PPL to show film on African-American unit


The Tuskegee Airmen may be the most famous all-black military unit that fought in World War II, but the 761st Tank Battalion was the first African-American armored unit to engage in combat.

Charles Percy Ashby, 98, who grew up on Walcott Avenue in Inwood and still lives there, was a member of the 761st Battalion. The unit’s history was documented in “Liberators: Fighting on Two Fronts in WWII,” which will be shown at the Peninsula Public Library, at 280 Central Ave. in Lawrence, on Feb. 15 at 6:30 p.m.

February is Black History Month.

Denzel Washington narrated the 90-minute documentary, made in 1992. It was nominated for an Academy Award for best documentary the following year. A book of the same title was written by Lou Potter, William Miles and Nina Rosenblum and published in 1992, describes the soldiers’ experiences fighting in France, Belgium and Germany and the liberation of the Buchenwald and Dachau concentration camps.

Ashby said he was drafted by mistake because he was initially considered physically unfit for military duty. But he insisted on remaining with the 761st Battalion. “Before the unit headed to Europe, Ashby said, he taught several members how to read and write in their spare time. The men came from across the U.S., and had varying levels of education.

The 761st began training on April 1, 1942, at Camp Claiborne in Louisiana. It also trained at Camp Hood, in Texas, and arrived in France, at Omaha Beach, on Oct. 10, 1944. It was assigned to Gen. George Patton’s 3rd Army a month later, and spent 183 days in combat. “I was anxious to get home,” said Ashby, who returned to the States in December 1945, when he was 26.

Known as the Black Panthers because of the leopard on their insignia and their motto, “Come Out Fighting,” battalion members and the Allied Veterans Association joined forces to write a book about the unit, with the motto as the title.

The unit’s most notable member was 2nd Lt. Jackie Robinson, who was assigned to Camp Hood in early 1944, three years before he became the first black man to play major league baseball and six years before the camp was renamed Fort Hood.
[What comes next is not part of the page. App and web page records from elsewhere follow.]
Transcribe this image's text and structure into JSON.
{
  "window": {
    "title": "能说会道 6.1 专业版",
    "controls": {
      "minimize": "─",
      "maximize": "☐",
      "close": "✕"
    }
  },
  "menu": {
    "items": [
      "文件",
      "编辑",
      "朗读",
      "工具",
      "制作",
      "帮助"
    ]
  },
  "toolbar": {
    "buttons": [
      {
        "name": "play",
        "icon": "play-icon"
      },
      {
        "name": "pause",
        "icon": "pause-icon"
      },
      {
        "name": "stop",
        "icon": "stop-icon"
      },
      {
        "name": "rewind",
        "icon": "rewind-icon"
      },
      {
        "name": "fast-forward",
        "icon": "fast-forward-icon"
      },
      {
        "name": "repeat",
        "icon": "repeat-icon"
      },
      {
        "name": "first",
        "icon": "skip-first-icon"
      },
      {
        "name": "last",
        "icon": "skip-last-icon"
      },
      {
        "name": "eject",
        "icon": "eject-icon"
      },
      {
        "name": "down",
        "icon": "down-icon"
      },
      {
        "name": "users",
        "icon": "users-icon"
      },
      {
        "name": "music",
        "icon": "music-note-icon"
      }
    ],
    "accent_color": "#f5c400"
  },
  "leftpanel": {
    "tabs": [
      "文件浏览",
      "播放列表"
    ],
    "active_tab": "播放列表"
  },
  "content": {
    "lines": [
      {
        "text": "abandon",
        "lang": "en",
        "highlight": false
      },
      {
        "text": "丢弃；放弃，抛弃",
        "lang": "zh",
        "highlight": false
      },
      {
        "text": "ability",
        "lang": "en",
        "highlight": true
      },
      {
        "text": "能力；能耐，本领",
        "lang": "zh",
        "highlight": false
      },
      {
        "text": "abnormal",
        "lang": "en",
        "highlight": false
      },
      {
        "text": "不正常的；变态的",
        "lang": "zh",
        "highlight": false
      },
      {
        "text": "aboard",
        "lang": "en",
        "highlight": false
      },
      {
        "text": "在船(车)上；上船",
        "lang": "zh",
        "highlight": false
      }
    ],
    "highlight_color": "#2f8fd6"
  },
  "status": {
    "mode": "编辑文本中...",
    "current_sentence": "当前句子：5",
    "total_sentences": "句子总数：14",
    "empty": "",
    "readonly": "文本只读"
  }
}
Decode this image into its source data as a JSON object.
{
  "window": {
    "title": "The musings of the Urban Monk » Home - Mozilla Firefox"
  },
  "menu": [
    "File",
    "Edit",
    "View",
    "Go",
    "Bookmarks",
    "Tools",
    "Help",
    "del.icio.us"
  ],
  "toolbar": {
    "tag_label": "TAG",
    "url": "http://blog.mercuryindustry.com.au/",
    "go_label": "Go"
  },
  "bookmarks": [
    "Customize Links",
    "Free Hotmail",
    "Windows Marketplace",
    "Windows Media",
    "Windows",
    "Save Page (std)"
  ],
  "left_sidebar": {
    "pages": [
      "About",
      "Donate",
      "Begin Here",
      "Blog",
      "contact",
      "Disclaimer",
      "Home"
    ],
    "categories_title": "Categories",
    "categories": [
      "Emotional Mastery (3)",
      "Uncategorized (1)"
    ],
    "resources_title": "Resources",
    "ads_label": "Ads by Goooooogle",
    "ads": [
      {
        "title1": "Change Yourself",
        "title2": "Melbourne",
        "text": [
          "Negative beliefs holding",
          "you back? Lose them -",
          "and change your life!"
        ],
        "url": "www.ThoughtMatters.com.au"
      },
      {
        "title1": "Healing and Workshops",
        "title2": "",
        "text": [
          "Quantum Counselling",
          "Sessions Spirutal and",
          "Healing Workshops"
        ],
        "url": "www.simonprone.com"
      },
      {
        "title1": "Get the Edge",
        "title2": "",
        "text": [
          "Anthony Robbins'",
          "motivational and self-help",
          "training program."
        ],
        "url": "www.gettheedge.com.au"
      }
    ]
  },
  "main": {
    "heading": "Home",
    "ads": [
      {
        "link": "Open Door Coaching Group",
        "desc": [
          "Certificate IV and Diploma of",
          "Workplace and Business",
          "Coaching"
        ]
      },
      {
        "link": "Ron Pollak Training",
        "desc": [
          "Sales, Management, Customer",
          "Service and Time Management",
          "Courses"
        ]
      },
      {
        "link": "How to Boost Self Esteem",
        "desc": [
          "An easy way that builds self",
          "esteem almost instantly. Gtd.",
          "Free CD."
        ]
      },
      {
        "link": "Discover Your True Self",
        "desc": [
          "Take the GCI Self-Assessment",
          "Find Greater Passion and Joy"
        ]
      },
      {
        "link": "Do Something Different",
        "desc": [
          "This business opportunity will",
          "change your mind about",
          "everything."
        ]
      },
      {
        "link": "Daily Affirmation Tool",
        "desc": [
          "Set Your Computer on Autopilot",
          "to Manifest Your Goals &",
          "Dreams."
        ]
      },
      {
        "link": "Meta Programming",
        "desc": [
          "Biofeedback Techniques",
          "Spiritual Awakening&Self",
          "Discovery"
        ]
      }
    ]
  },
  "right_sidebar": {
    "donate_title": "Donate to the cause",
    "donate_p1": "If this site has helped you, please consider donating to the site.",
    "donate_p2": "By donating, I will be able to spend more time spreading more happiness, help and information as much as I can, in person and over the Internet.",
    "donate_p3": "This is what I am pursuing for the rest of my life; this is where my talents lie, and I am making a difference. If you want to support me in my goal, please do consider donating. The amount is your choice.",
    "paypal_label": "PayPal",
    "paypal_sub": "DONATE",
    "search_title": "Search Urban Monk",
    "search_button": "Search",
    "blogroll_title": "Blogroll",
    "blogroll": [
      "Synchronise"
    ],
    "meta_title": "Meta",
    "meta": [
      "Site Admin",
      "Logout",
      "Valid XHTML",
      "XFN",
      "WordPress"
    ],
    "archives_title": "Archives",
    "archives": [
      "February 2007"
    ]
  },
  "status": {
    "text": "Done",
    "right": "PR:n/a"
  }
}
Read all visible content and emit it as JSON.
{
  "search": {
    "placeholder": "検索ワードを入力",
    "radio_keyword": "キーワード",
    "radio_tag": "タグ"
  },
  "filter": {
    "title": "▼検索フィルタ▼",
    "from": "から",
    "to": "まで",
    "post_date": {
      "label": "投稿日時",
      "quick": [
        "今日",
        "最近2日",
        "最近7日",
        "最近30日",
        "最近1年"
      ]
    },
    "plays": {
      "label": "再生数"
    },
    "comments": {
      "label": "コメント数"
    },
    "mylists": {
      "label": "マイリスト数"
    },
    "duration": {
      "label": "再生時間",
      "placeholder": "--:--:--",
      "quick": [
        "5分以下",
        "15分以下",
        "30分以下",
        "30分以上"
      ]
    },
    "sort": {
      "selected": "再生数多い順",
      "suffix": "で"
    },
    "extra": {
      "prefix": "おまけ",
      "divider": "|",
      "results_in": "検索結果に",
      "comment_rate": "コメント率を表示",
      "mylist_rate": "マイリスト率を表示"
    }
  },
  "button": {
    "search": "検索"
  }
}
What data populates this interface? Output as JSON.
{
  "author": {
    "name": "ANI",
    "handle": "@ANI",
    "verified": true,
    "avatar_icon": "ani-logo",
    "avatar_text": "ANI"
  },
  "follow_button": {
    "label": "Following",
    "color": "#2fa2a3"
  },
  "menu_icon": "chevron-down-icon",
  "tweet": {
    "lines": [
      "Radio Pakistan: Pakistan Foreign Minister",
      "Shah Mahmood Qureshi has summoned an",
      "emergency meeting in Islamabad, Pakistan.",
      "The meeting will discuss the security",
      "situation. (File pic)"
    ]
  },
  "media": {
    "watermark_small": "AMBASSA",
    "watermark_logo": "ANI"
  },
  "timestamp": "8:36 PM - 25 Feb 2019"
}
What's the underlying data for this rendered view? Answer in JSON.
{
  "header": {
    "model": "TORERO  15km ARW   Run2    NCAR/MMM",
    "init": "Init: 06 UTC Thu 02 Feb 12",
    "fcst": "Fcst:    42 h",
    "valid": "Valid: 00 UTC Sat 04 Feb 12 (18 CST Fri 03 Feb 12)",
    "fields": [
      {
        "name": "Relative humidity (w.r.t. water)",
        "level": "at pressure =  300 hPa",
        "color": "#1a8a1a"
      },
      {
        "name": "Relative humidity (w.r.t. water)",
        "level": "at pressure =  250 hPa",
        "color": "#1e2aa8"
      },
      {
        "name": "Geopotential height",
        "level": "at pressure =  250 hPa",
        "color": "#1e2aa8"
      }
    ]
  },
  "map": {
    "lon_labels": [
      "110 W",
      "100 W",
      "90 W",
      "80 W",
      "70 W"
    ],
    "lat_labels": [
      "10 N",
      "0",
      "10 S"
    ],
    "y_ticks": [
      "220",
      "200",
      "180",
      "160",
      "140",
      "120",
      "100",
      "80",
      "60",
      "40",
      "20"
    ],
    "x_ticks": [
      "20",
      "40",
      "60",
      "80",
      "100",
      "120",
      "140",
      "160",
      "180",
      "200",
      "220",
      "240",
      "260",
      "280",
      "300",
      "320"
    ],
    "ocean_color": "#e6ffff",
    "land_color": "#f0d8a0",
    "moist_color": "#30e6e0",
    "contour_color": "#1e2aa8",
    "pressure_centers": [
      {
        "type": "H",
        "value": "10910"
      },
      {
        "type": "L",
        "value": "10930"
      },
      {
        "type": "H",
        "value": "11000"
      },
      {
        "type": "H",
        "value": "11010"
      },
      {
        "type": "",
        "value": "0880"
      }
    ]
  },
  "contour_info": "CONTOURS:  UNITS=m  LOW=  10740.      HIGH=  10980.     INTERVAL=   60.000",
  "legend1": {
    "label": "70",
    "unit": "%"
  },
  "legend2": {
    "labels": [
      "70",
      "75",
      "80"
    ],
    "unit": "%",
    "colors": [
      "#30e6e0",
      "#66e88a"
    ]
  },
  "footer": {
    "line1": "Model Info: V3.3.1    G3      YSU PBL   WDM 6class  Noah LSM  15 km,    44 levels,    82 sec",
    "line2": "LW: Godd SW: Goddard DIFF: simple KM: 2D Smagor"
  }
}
“They faced a lot of perils and a lot of scrutiny, but they overcame it,” said Jeff Burns Jr., who will make a presentation before the film at the Peninsula Library.
Burns’s father, Jeff Burns Sr., who was originally from Georgia, was a member of the battalion. He left to fight with Ashby and returned to Inwood with him in 1945. Burns Sr. died in 1988.

Janet Schneider, Peninsula’s adult programming librarian, said that Black History Month is an opportune time to feature a film about the 761st, describing the unit as “one of the heroic African-American battalions which were fighting on two fronts in World War II — battling discrimination at home as they fought for their country overseas.”

After the war, Ashby had a varied career that included additional military service at Mitchel Field and work in the financial industry. He is a former board member of the Five Towns Community Center in Lawrence, and an active member of the Bethel AME Church in Far Rockaway.

“We proved them wrong,” Ashby said, referring to the prejudice that African- American soldiers experienced at the time. “We were good for anything.”
Ashby earned the Bronze Star for “Meritorious Achievement Against the Enemy.”

The entire unit was awarded the Presidential Unit Citation, one of the highest honors that a combat unit can receive for heroism, by President Jimmy Carter in 1978.